Your goal:
Please return every line of the records below that contains the word "Team".

Records contained in a dataset
'''

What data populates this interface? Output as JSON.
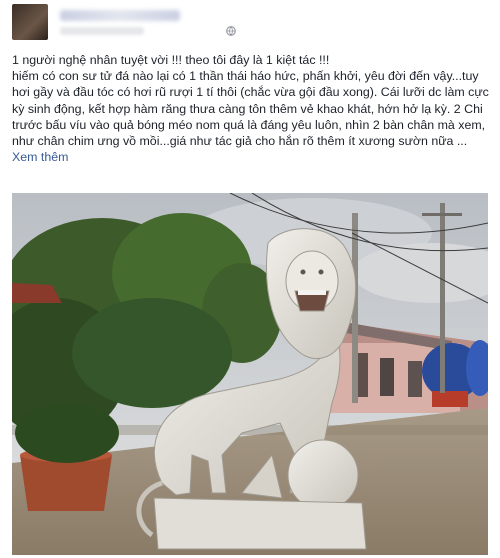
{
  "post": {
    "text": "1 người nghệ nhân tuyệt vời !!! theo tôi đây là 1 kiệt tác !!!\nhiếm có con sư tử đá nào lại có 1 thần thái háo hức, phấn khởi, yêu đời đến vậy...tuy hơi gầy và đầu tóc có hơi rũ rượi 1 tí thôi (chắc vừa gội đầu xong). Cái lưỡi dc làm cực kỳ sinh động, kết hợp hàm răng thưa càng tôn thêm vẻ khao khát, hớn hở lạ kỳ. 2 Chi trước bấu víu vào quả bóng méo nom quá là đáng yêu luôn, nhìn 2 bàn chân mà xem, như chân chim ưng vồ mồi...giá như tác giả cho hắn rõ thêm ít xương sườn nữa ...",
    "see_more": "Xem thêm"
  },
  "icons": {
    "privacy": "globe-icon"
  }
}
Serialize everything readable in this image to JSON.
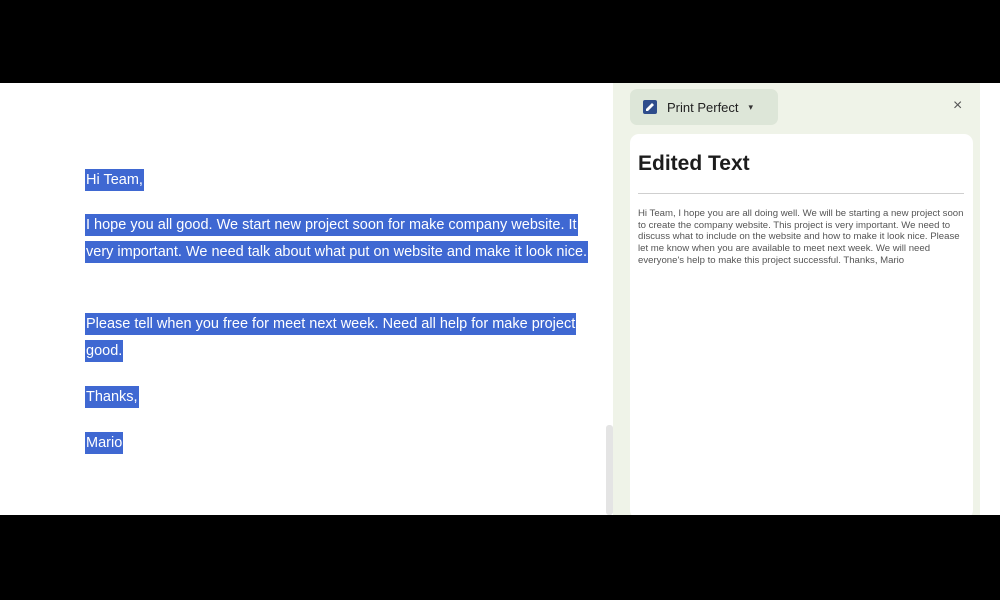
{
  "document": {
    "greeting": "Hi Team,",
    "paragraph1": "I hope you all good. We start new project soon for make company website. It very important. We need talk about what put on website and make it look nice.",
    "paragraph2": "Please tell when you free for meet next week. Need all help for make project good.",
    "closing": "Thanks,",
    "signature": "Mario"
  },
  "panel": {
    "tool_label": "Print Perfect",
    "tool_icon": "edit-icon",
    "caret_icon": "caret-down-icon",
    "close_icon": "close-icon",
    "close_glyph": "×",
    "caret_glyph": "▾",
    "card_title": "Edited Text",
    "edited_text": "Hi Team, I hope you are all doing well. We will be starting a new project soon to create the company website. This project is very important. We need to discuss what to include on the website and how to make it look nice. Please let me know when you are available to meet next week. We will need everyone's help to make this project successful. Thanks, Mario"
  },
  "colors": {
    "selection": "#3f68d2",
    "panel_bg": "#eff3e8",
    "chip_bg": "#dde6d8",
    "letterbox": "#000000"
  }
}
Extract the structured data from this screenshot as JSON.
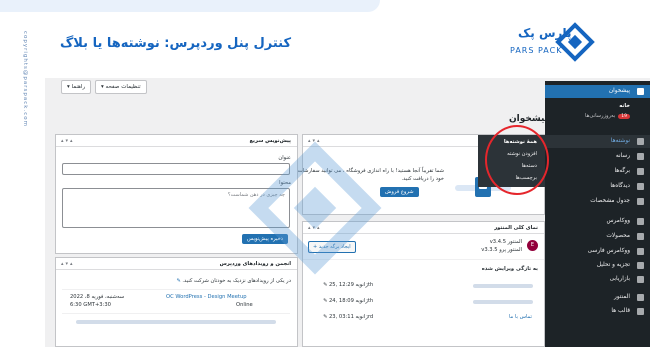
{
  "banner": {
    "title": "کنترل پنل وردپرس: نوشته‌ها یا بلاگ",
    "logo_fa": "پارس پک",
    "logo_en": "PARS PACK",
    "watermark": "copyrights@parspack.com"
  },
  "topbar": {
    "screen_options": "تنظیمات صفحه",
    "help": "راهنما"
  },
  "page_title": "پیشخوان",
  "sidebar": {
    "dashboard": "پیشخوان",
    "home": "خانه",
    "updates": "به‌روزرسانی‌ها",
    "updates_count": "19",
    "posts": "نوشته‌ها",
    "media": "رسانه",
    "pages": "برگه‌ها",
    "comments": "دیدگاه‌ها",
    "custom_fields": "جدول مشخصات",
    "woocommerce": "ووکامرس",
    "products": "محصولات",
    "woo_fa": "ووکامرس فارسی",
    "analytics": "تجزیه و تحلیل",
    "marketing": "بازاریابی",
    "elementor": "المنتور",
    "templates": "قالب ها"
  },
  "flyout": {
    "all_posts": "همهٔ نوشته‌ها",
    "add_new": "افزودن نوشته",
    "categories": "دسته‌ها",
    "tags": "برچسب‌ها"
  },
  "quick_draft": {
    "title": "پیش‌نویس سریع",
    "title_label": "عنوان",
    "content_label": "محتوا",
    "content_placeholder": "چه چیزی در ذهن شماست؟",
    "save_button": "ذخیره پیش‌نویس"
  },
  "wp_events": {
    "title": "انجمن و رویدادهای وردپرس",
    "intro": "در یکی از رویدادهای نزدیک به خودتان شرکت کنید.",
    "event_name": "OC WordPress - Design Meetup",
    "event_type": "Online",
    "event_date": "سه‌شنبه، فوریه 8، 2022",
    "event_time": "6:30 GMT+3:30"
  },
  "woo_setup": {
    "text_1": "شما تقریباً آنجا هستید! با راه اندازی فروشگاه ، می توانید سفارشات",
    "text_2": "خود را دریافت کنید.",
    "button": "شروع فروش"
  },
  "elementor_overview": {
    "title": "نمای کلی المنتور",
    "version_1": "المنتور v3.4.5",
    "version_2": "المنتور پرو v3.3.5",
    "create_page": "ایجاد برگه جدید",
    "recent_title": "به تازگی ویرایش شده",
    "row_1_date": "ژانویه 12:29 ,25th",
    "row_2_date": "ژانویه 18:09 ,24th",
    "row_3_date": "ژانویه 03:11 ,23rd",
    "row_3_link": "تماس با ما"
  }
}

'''

Solution for this task:
    "greeting": "Hi Team,",
    "edited_text": "Hi Team, I hope you are all doing well. We will be starting a new project soon to create the company website. This project is very important. We need to discuss what to include on the website and how to make it look nice. Please let me know when you are available to meet next week. We will need everyone's help to make this project successful. Thanks, Mario"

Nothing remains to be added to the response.